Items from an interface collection
== Segment start ==
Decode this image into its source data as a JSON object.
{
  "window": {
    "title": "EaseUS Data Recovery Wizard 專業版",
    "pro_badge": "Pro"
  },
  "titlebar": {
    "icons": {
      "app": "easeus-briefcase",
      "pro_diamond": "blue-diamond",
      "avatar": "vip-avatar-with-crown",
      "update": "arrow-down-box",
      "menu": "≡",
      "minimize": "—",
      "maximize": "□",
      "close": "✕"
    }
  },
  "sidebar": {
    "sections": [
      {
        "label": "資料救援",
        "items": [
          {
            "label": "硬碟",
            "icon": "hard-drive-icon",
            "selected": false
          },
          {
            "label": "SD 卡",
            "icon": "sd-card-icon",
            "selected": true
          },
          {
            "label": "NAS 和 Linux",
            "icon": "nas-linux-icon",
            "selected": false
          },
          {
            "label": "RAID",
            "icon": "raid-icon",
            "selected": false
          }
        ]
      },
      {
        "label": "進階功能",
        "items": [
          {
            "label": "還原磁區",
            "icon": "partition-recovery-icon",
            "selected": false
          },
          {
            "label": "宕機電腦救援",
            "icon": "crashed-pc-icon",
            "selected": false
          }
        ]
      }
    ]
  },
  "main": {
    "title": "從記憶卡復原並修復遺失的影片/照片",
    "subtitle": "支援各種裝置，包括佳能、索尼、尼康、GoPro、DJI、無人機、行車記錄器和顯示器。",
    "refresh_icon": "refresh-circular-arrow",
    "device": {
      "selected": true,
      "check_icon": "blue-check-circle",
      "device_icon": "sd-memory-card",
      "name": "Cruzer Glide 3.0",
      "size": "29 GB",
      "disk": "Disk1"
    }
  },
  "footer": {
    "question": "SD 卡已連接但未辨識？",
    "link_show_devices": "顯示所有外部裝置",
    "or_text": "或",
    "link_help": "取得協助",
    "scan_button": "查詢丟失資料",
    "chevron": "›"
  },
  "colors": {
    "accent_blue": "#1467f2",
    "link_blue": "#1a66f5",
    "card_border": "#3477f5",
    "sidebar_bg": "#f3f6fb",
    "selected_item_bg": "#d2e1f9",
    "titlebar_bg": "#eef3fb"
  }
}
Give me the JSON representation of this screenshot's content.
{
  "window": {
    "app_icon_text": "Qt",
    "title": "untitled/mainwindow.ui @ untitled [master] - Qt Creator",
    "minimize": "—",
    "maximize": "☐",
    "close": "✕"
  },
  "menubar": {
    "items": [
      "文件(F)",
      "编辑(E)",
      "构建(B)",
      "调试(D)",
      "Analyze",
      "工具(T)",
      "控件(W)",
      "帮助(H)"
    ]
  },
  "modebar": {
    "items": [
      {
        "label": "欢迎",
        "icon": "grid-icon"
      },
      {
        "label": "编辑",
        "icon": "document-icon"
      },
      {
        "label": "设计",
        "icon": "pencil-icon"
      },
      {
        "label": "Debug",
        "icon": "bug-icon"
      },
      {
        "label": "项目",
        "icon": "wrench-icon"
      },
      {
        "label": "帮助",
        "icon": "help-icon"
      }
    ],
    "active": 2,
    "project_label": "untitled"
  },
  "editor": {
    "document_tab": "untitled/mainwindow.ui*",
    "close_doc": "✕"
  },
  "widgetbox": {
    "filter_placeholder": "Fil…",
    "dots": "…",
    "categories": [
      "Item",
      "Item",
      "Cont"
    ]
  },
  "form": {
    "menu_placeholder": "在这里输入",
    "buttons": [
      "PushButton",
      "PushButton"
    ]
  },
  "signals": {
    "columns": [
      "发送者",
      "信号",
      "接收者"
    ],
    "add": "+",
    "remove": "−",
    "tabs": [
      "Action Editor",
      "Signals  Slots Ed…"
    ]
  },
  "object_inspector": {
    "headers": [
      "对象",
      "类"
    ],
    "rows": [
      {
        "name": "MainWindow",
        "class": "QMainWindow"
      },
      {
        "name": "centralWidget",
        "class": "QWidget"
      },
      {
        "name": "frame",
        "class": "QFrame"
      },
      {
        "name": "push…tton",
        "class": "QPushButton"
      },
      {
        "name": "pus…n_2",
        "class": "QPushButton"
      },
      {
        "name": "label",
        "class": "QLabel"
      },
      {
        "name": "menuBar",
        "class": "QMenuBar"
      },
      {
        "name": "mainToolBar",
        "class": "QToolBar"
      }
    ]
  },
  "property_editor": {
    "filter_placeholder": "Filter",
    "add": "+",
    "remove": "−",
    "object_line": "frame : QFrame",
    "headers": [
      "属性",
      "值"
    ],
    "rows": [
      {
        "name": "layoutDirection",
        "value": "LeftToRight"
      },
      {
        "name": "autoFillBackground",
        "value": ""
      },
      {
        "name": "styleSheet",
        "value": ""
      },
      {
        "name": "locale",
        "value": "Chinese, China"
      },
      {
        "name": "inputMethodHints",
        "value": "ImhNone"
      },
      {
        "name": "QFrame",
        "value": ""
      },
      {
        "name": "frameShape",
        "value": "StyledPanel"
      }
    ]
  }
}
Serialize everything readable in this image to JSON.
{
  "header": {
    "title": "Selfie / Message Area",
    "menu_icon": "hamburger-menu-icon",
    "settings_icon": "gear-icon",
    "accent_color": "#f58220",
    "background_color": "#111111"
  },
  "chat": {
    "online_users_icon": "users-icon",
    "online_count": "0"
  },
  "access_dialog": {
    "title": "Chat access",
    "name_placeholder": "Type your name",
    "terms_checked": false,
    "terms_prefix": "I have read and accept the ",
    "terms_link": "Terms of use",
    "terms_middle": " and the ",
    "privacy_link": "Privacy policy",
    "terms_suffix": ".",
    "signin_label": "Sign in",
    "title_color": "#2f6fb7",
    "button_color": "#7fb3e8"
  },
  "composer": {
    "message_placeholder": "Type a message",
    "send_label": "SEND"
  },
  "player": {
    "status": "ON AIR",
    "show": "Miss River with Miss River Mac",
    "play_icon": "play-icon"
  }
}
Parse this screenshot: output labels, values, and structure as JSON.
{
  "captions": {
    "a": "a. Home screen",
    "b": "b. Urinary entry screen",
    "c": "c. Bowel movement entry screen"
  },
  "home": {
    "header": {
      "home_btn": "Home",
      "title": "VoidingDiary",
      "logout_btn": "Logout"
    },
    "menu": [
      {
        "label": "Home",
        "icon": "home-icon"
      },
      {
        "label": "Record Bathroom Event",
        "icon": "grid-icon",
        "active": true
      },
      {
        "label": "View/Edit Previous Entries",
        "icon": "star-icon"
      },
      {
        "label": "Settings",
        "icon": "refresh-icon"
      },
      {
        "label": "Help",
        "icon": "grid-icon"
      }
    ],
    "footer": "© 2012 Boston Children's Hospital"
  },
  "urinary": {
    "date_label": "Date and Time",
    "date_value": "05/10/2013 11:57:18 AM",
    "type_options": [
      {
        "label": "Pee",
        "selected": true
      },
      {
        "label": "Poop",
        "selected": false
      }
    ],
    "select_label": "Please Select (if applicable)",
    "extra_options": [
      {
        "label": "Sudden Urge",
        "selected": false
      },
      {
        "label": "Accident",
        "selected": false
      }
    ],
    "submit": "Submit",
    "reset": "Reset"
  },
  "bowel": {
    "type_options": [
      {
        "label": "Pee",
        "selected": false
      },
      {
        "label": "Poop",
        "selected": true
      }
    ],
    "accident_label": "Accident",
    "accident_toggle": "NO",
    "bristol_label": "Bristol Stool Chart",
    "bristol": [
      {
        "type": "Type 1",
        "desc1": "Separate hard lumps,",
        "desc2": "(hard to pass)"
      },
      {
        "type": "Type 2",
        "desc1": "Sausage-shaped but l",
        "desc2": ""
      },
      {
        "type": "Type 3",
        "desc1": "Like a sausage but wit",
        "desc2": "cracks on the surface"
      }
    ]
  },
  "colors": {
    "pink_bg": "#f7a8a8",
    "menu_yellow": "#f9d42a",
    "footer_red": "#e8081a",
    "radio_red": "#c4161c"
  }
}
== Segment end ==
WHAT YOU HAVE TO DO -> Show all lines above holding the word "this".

RESPONSE ->
Decode this image into its source data as a JSON object.
Give me the JSON representation of this screenshot's content.
Serialize everything readable in this image to JSON.
Parse this screenshot: output labels, values, and structure as JSON.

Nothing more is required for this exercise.